** INPUT DATA follows **
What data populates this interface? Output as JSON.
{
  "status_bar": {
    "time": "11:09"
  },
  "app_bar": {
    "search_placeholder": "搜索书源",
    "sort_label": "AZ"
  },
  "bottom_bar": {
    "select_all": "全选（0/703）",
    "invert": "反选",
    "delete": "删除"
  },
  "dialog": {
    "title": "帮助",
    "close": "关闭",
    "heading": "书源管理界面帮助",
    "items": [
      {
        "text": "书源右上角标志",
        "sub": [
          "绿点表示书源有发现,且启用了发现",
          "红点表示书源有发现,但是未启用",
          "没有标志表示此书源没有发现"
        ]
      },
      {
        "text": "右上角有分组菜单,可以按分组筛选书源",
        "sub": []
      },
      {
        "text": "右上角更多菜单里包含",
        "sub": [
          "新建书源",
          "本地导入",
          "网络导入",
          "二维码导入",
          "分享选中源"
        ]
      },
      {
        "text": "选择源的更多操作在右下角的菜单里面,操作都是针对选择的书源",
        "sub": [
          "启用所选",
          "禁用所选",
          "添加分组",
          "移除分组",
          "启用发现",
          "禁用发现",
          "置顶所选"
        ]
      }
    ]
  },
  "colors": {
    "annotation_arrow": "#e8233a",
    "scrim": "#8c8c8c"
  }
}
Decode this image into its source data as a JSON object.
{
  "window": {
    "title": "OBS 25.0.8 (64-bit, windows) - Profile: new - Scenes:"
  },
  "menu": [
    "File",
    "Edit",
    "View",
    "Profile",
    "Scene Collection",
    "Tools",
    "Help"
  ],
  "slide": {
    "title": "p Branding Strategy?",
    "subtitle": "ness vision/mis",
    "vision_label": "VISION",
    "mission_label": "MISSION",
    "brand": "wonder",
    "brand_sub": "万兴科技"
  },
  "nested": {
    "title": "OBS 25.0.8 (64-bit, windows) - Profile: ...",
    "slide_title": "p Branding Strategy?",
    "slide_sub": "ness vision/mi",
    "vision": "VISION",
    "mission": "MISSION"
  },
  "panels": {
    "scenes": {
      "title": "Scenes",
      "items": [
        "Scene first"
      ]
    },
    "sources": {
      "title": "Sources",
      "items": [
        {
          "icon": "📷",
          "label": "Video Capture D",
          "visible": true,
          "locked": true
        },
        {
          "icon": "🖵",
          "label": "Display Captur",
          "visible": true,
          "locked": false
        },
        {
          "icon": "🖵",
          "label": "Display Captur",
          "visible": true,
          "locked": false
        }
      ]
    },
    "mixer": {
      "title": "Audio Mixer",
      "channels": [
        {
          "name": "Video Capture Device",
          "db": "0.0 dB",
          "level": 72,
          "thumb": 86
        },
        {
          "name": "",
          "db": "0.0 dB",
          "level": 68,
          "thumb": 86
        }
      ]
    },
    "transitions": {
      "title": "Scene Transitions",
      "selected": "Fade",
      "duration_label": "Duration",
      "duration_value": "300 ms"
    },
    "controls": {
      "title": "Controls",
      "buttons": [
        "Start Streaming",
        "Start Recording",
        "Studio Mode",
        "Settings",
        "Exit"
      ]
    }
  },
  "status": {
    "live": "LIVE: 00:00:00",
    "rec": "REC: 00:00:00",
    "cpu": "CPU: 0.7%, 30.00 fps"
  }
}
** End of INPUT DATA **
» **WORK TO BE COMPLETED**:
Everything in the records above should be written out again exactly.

» **EXERCISE ANSWER**:
What data populates this interface? Output as JSON.
{
  "status_bar": {
    "time": "11:09"
  },
  "app_bar": {
    "search_placeholder": "搜索书源",
    "sort_label": "AZ"
  },
  "bottom_bar": {
    "select_all": "全选（0/703）",
    "invert": "反选",
    "delete": "删除"
  },
  "dialog": {
    "title": "帮助",
    "close": "关闭",
    "heading": "书源管理界面帮助",
    "items": [
      {
        "text": "书源右上角标志",
        "sub": [
          "绿点表示书源有发现,且启用了发现",
          "红点表示书源有发现,但是未启用",
          "没有标志表示此书源没有发现"
        ]
      },
      {
        "text": "右上角有分组菜单,可以按分组筛选书源",
        "sub": []
      },
      {
        "text": "右上角更多菜单里包含",
        "sub": [
          "新建书源",
          "本地导入",
          "网络导入",
          "二维码导入",
          "分享选中源"
        ]
      },
      {
        "text": "选择源的更多操作在右下角的菜单里面,操作都是针对选择的书源",
        "sub": [
          "启用所选",
          "禁用所选",
          "添加分组",
          "移除分组",
          "启用发现",
          "禁用发现",
          "置顶所选"
        ]
      }
    ]
  },
  "colors": {
    "annotation_arrow": "#e8233a",
    "scrim": "#8c8c8c"
  }
}
Decode this image into its source data as a JSON object.
{
  "window": {
    "title": "OBS 25.0.8 (64-bit, windows) - Profile: new - Scenes:"
  },
  "menu": [
    "File",
    "Edit",
    "View",
    "Profile",
    "Scene Collection",
    "Tools",
    "Help"
  ],
  "slide": {
    "title": "p Branding Strategy?",
    "subtitle": "ness vision/mis",
    "vision_label": "VISION",
    "mission_label": "MISSION",
    "brand": "wonder",
    "brand_sub": "万兴科技"
  },
  "nested": {
    "title": "OBS 25.0.8 (64-bit, windows) - Profile: ...",
    "slide_title": "p Branding Strategy?",
    "slide_sub": "ness vision/mi",
    "vision": "VISION",
    "mission": "MISSION"
  },
  "panels": {
    "scenes": {
      "title": "Scenes",
      "items": [
        "Scene first"
      ]
    },
    "sources": {
      "title": "Sources",
      "items": [
        {
          "icon": "📷",
          "label": "Video Capture D",
          "visible": true,
          "locked": true
        },
        {
          "icon": "🖵",
          "label": "Display Captur",
          "visible": true,
          "locked": false
        },
        {
          "icon": "🖵",
          "label": "Display Captur",
          "visible": true,
          "locked": false
        }
      ]
    },
    "mixer": {
      "title": "Audio Mixer",
      "channels": [
        {
          "name": "Video Capture Device",
          "db": "0.0 dB",
          "level": 72,
          "thumb": 86
        },
        {
          "name": "",
          "db": "0.0 dB",
          "level": 68,
          "thumb": 86
        }
      ]
    },
    "transitions": {
      "title": "Scene Transitions",
      "selected": "Fade",
      "duration_label": "Duration",
      "duration_value": "300 ms"
    },
    "controls": {
      "title": "Controls",
      "buttons": [
        "Start Streaming",
        "Start Recording",
        "Studio Mode",
        "Settings",
        "Exit"
      ]
    }
  },
  "status": {
    "live": "LIVE: 00:00:00",
    "rec": "REC: 00:00:00",
    "cpu": "CPU: 0.7%, 30.00 fps"
  }
}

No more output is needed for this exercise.